In the “Axis monologue” of the first act (4th appearance), Wallenstein's attitude and the problems associated with his figure become clear: “Would it be possible? Can't go any more as I wanted? / Can't go back as I please? I would / The fact accomplish because I thought , / Not the temptation of me had (...)? "The key factor is therefore not Wallenstein's intention, but what his actions mean in the interpretation of the other.

Schiller describes another tragic element in his story of the Thirty Years' War : “In the process of setting up an unprecedented example of ingratitude against the creator of his fortune ( Ferdinand II ), he (Wallenstein) built his entire welfare on the gratitude that one grew it should prove. " Tragic irony then accumulates from the third act, where Wallenstein embraces the resolute even to murder Buttler and praise him for his loyalty.
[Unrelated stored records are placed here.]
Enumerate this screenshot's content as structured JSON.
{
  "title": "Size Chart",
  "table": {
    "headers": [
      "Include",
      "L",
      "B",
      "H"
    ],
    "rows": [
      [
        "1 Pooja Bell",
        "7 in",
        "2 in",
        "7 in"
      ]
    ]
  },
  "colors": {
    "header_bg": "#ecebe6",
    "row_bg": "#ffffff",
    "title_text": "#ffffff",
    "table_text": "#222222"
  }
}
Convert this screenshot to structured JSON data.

While he believes that even the stars could obey him, he himself is dependent on anonymous powers (especially the deep-rooted allegiance of his soldiers to the emperor) and political constellations.
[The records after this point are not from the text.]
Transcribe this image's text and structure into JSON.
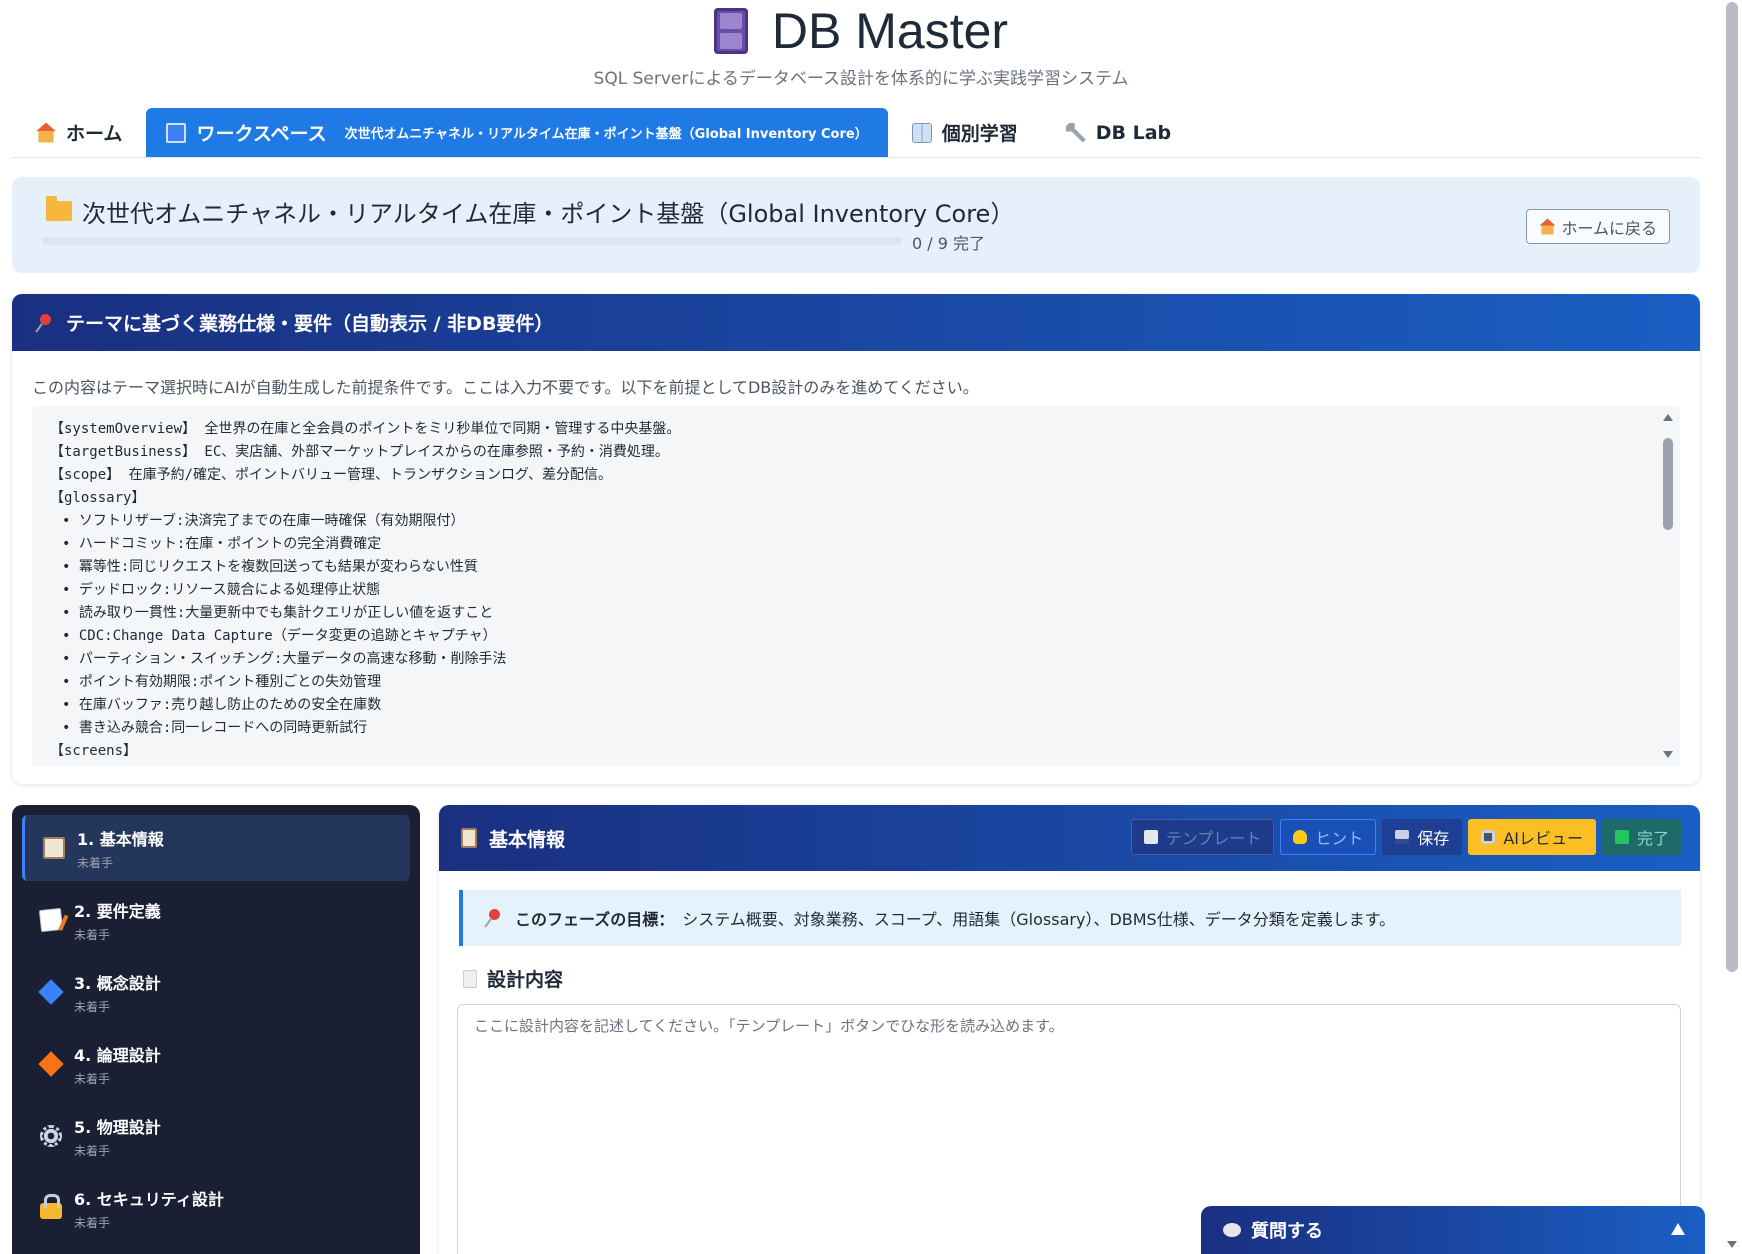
{
  "app": {
    "title": "DB Master",
    "subtitle": "SQL Serverによるデータベース設計を体系的に学ぶ実践学習システム",
    "logo_icon": "file-cabinet-icon"
  },
  "tabs": [
    {
      "label": "ホーム",
      "icon": "house-icon",
      "active": false
    },
    {
      "label": "ワークスペース",
      "sub": "次世代オムニチャネル・リアルタイム在庫・ポイント基盤（Global Inventory Core）",
      "icon": "laptop-icon",
      "active": true
    },
    {
      "label": "個別学習",
      "icon": "book-icon",
      "active": false
    },
    {
      "label": "DB Lab",
      "icon": "wrench-icon",
      "active": false
    }
  ],
  "project": {
    "title": "次世代オムニチャネル・リアルタイム在庫・ポイント基盤（Global Inventory Core）",
    "progress_text": "0 / 9 完了",
    "progress_fraction": 0,
    "home_button": "ホームに戻る"
  },
  "requirements": {
    "header": "テーマに基づく業務仕様・要件（自動表示 / 非DB要件）",
    "description": "この内容はテーマ選択時にAIが自動生成した前提条件です。ここは入力不要です。以下を前提としてDB設計のみを進めてください。",
    "lines": [
      "【systemOverview】 全世界の在庫と全会員のポイントをミリ秒単位で同期・管理する中央基盤。",
      "【targetBusiness】 EC、実店舗、外部マーケットプレイスからの在庫参照・予約・消費処理。",
      "【scope】 在庫予約/確定、ポイントバリュー管理、トランザクションログ、差分配信。",
      "【glossary】",
      "• ソフトリザーブ:決済完了までの在庫一時確保（有効期限付）",
      "• ハードコミット:在庫・ポイントの完全消費確定",
      "• 冪等性:同じリクエストを複数回送っても結果が変わらない性質",
      "• デッドロック:リソース競合による処理停止状態",
      "• 読み取り一貫性:大量更新中でも集計クエリが正しい値を返すこと",
      "• CDC:Change Data Capture（データ変更の追跡とキャプチャ）",
      "• パーティション・スイッチング:大量データの高速な移動・削除手法",
      "• ポイント有効期限:ポイント種別ごとの失効管理",
      "• 在庫バッファ:売り越し防止のための安全在庫数",
      "• 書き込み競合:同一レコードへの同時更新試行",
      "【screens】"
    ]
  },
  "phases": [
    {
      "label": "1. 基本情報",
      "status": "未着手",
      "icon": "clipboard-icon",
      "active": true
    },
    {
      "label": "2. 要件定義",
      "status": "未着手",
      "icon": "memo-icon",
      "active": false
    },
    {
      "label": "3. 概念設計",
      "status": "未着手",
      "icon": "blue-diamond-icon",
      "active": false
    },
    {
      "label": "4. 論理設計",
      "status": "未着手",
      "icon": "orange-diamond-icon",
      "active": false
    },
    {
      "label": "5. 物理設計",
      "status": "未着手",
      "icon": "gear-icon",
      "active": false
    },
    {
      "label": "6. セキュリティ設計",
      "status": "未着手",
      "icon": "lock-icon",
      "active": false
    }
  ],
  "editor": {
    "title": "基本情報",
    "toolbar": {
      "template": "テンプレート",
      "hint": "ヒント",
      "save": "保存",
      "ai_review": "AIレビュー",
      "done": "完了"
    },
    "goal_label": "このフェーズの目標：",
    "goal_text": "システム概要、対象業務、スコープ、用語集（Glossary）、DBMS仕様、データ分類を定義します。",
    "design_label": "設計内容",
    "textarea_value": "",
    "textarea_placeholder": "ここに設計内容を記述してください。「テンプレート」ボタンでひな形を読み込めます。"
  },
  "ask": {
    "label": "質問する"
  },
  "colors": {
    "primary": "#1f7ae6",
    "header_gradient_start": "#1a2f80",
    "header_gradient_end": "#1a5fc4",
    "sidebar_bg": "#1b1f33",
    "review_button": "#fbbf24"
  }
}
According to Schiller's aesthetics, as explained in his treatise On the Aesthetic Education of Man , the experience of freedom in the aesthetic should make man ready for political freedom. The aesthetic, however, also has its own laws, whereby the aesthetic freedom becomes an end in itself and no longer serves only as a preliminary stage to liberation in the real world. Man is only fully human where he plays. The prologue to the Wallenstein trilogy also says: “Life is serious, art is serene” . But Wallenstein took politics and war like a game and believed that he could be free as a gambler; he wanted to experience aesthetic freedom in the real world, but where it cannot be found. He embodies a longing of people, especially of politicians, but had to fail because of the dependencies and entanglements of historical practice. Max Piccolomini cannot preserve the idealist's innocence and chooses death, while the realistic player Wallenstein finds his own because he has calculated wrongly.

Hegel criticized the fact that the trilogy does not end with a theodicy and thus the tragic creation of meaning fails to materialize, as he also bases his dialectic on, according to which a "deeper, hidden unity, a belonging together of the different" and thus a divine one emerges in the struggle of opposites Show order (or at least higher reasonableness). Heiner Müller wrote: “The course of the plot grinds the triumphal arch of theodicy, which the happier Shakespeare could still use as a component of his theater (...). Behind Wallenstein appears the shadow of Napoleon , the last protagonist of power in the leap from history to politics, who no longer has tragedy in his luggage, the start is the revolution . "

Individual evidence

  1. Michael Hofmann presents this interpretation in his (and Thomas Edelmann's) book Friedrich Schiller, Wallenstein: Interpretation , Oldenbourg-Interpretationen, Vol. 89 and in his epilogue to the Reclam edition.
  2. Heiner Müller, Zu Wallenstein , essay